# [Exercise objective]
Your response must consist of one number: how many lines in this material contain the word "value".

# [Source material]
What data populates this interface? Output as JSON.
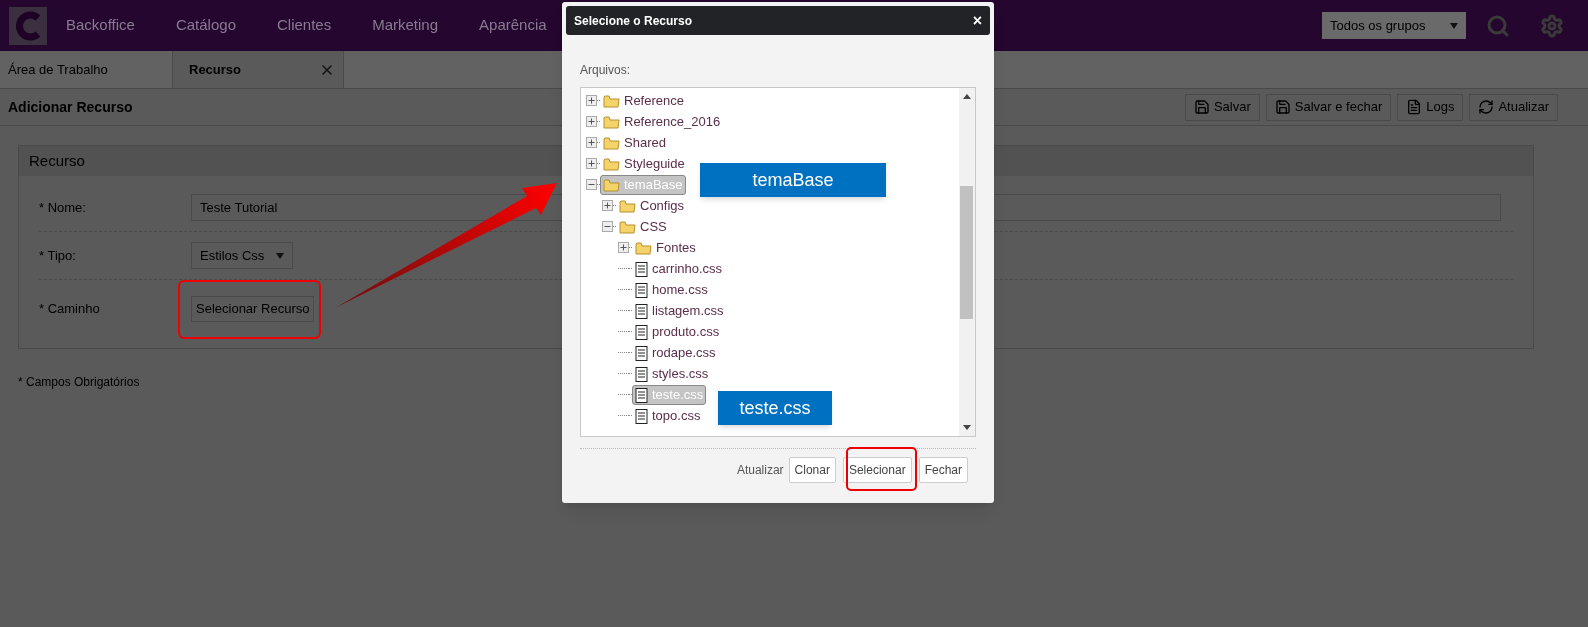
{
  "nav": {
    "items": [
      "Backoffice",
      "Catálogo",
      "Clientes",
      "Marketing",
      "Aparência"
    ],
    "group_select": "Todos os grupos"
  },
  "tabs": [
    {
      "label": "Área de Trabalho",
      "selected": false,
      "closable": false
    },
    {
      "label": "Recurso",
      "selected": true,
      "closable": true
    }
  ],
  "page": {
    "title": "Adicionar Recurso",
    "actions": [
      {
        "label": "Salvar",
        "kind": "save"
      },
      {
        "label": "Salvar e fechar",
        "kind": "save"
      },
      {
        "label": "Logs",
        "kind": "document"
      },
      {
        "label": "Atualizar",
        "kind": "refresh"
      }
    ]
  },
  "form": {
    "title": "Recurso",
    "fields": [
      {
        "label": "* Nome:",
        "kind": "text",
        "value": "Teste Tutorial"
      },
      {
        "label": "* Tipo:",
        "kind": "select",
        "value": "Estilos Css"
      },
      {
        "label": "* Caminho",
        "kind": "button",
        "value": "Selecionar Recurso"
      }
    ],
    "note": "* Campos Obrigatórios"
  },
  "dialog": {
    "title": "Selecione o Recurso",
    "close": "×",
    "files_label": "Arquivos:",
    "tree": [
      {
        "name": "Reference",
        "kind": "folder",
        "expanded": false,
        "selected": false
      },
      {
        "name": "Reference_2016",
        "kind": "folder",
        "expanded": false,
        "selected": false
      },
      {
        "name": "Shared",
        "kind": "folder",
        "expanded": false,
        "selected": false
      },
      {
        "name": "Styleguide",
        "kind": "folder",
        "expanded": false,
        "selected": false
      },
      {
        "name": "temaBase",
        "kind": "folder",
        "expanded": true,
        "selected": true,
        "children": [
          {
            "name": "Configs",
            "kind": "folder",
            "expanded": false,
            "selected": false
          },
          {
            "name": "CSS",
            "kind": "folder",
            "expanded": true,
            "selected": false,
            "children": [
              {
                "name": "Fontes",
                "kind": "folder",
                "expanded": false,
                "selected": false
              },
              {
                "name": "carrinho.css",
                "kind": "file",
                "selected": false
              },
              {
                "name": "home.css",
                "kind": "file",
                "selected": false
              },
              {
                "name": "listagem.css",
                "kind": "file",
                "selected": false
              },
              {
                "name": "produto.css",
                "kind": "file",
                "selected": false
              },
              {
                "name": "rodape.css",
                "kind": "file",
                "selected": false
              },
              {
                "name": "styles.css",
                "kind": "file",
                "selected": false
              },
              {
                "name": "teste.css",
                "kind": "file",
                "selected": true
              },
              {
                "name": "topo.css",
                "kind": "file",
                "selected": false
              }
            ]
          }
        ]
      }
    ],
    "footer": {
      "text": "Atualizar",
      "buttons": [
        "Clonar",
        "Selecionar",
        "Fechar"
      ]
    }
  },
  "annotations": [
    {
      "text": "temaBase"
    },
    {
      "text": "teste.css"
    }
  ]
}
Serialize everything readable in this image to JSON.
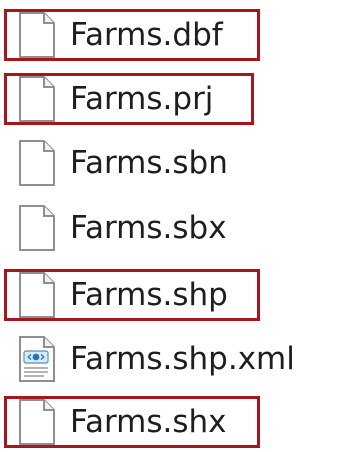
{
  "accent_color": "#a5171c",
  "files": [
    {
      "name": "Farms.dbf",
      "icon": "blank-file-icon",
      "highlighted": true
    },
    {
      "name": "Farms.prj",
      "icon": "blank-file-icon",
      "highlighted": true
    },
    {
      "name": "Farms.sbn",
      "icon": "blank-file-icon",
      "highlighted": false
    },
    {
      "name": "Farms.sbx",
      "icon": "blank-file-icon",
      "highlighted": false
    },
    {
      "name": "Farms.shp",
      "icon": "blank-file-icon",
      "highlighted": true
    },
    {
      "name": "Farms.shp.xml",
      "icon": "xml-file-icon",
      "highlighted": false
    },
    {
      "name": "Farms.shx",
      "icon": "blank-file-icon",
      "highlighted": true
    }
  ]
}
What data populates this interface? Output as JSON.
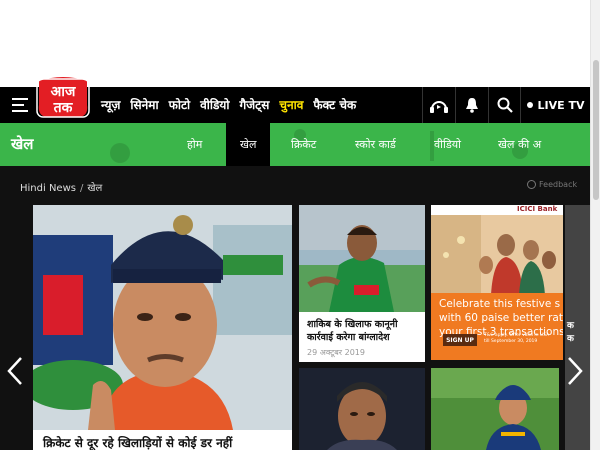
{
  "header": {
    "logo_text_top": "आज",
    "logo_text_bottom": "तक",
    "nav": [
      {
        "label": "न्यूज़",
        "highlight": false
      },
      {
        "label": "सिनेमा",
        "highlight": false
      },
      {
        "label": "फोटो",
        "highlight": false
      },
      {
        "label": "वीडियो",
        "highlight": false
      },
      {
        "label": "गैजेट्स",
        "highlight": false
      },
      {
        "label": "चुनाव",
        "highlight": true
      },
      {
        "label": "फैक्ट चेक",
        "highlight": false
      }
    ],
    "live_label": "LIVE TV",
    "icons": [
      "audio-icon",
      "bell-icon",
      "search-icon"
    ]
  },
  "section": {
    "title": "खेल",
    "tabs": [
      {
        "label": "होम",
        "active": false
      },
      {
        "label": "खेल",
        "active": true
      },
      {
        "label": "क्रिकेट",
        "active": false
      },
      {
        "label": "स्कोर कार्ड",
        "active": false
      },
      {
        "label": "वीडियो",
        "active": false
      },
      {
        "label": "खेल की अ",
        "active": false
      }
    ]
  },
  "breadcrumb": {
    "home": "Hindi News",
    "separator": "/",
    "current": "खेल"
  },
  "feedback": "Feedback",
  "cards": {
    "big": {
      "caption": "क्रिकेट से दूर रहे खिलाड़ियों से कोई डर नहीं"
    },
    "small1": {
      "title": "शाकिब के खिलाफ कानूनी कार्रवाई करेगा बांग्लादेश",
      "date": "29 अक्टूबर 2019"
    }
  },
  "ad": {
    "brand": "ICICI Bank",
    "line1": "Celebrate this festive s",
    "line2": "with 60 paise better rat",
    "line3": "your first 3 transactions",
    "signup": "SIGN UP",
    "fine": "T&C apply. Offer valid in USA till September 30, 2019"
  },
  "peek": {
    "line1": "क",
    "line2": "क"
  },
  "colors": {
    "brand_red": "#e31e24",
    "section_green": "#3bb54a",
    "highlight_yellow": "#ffe400",
    "ad_orange": "#f07a21"
  }
}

# [Problem solution]
3